There was no detail too small, nor any grievance left unsolved, that was not attended to during AYSO formative years Every week Ron Littlefair prepared the soccer game news (attached) titled "South Bay Kickers,"  a treasure to those players who are now grandfathers fully involved in life. Thank you Ron Littlefair for the excellent public relations, coaches for their patience in welding the skilled with the learners, referees for your justice instilled on the field of play, and for all of the Soccer Moms that Christel Stierle and others  who prepared the way for girls soccer that would result in AYSO contributing to the first ever worlds' World Cup and every Olympic gold medal contest, with the USA winning four out of five.
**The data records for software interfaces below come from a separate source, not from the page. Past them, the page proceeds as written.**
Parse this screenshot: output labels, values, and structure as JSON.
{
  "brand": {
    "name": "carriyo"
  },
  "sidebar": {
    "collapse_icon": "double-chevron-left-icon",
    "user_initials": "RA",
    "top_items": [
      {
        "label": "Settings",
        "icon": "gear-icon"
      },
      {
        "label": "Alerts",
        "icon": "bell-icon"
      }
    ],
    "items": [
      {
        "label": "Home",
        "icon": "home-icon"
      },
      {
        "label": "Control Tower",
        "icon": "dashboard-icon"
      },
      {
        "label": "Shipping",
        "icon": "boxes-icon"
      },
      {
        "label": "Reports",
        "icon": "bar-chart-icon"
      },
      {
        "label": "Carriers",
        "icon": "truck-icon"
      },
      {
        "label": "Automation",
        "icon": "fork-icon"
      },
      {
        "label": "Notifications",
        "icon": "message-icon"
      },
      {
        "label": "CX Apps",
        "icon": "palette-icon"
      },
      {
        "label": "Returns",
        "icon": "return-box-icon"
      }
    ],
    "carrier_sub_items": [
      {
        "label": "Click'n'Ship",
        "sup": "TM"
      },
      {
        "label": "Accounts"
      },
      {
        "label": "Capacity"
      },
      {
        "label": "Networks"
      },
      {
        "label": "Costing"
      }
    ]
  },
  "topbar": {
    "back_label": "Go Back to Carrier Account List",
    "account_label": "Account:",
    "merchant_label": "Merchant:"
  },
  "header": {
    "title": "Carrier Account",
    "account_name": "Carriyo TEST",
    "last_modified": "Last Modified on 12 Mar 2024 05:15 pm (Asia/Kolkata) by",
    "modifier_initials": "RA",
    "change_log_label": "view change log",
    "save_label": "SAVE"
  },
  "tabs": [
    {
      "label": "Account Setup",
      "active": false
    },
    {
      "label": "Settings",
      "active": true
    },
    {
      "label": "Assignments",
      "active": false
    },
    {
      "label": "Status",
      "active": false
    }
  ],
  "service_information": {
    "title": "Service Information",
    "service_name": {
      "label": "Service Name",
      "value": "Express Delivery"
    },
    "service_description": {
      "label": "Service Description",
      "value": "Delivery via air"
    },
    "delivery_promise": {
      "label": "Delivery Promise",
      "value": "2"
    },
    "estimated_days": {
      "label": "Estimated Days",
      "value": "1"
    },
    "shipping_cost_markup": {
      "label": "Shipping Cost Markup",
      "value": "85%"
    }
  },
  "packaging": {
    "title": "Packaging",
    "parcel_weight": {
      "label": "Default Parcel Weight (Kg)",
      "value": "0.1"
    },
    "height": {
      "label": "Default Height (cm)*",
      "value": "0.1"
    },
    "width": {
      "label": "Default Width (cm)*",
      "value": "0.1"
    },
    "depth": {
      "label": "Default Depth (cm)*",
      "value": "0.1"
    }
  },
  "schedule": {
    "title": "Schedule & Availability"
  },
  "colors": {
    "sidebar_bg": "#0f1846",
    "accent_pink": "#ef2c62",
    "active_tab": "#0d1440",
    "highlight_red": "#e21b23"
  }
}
The influx of AYSO graduates, boys and girls, into the high schools and colleges is our topping on the cake.  AYSO HAS A DREAM, A DREAM OF INVITING EVERY BOY AND GIRL IN AMERICA TO PLAY YOUTH SOCCER, (affiliated and unaffiliated), and in the spirit of fair play and sheer enjoyment. 
The Early Pioneers of AYSO are most proud of the players of the early years, especially knowing that they are now coaching their sons and daughters (2012), and in the formula of today's Pioneers of AYSO, together, WE HAVE JUST BEGUN.  
Subpages (1): South Bay Kickers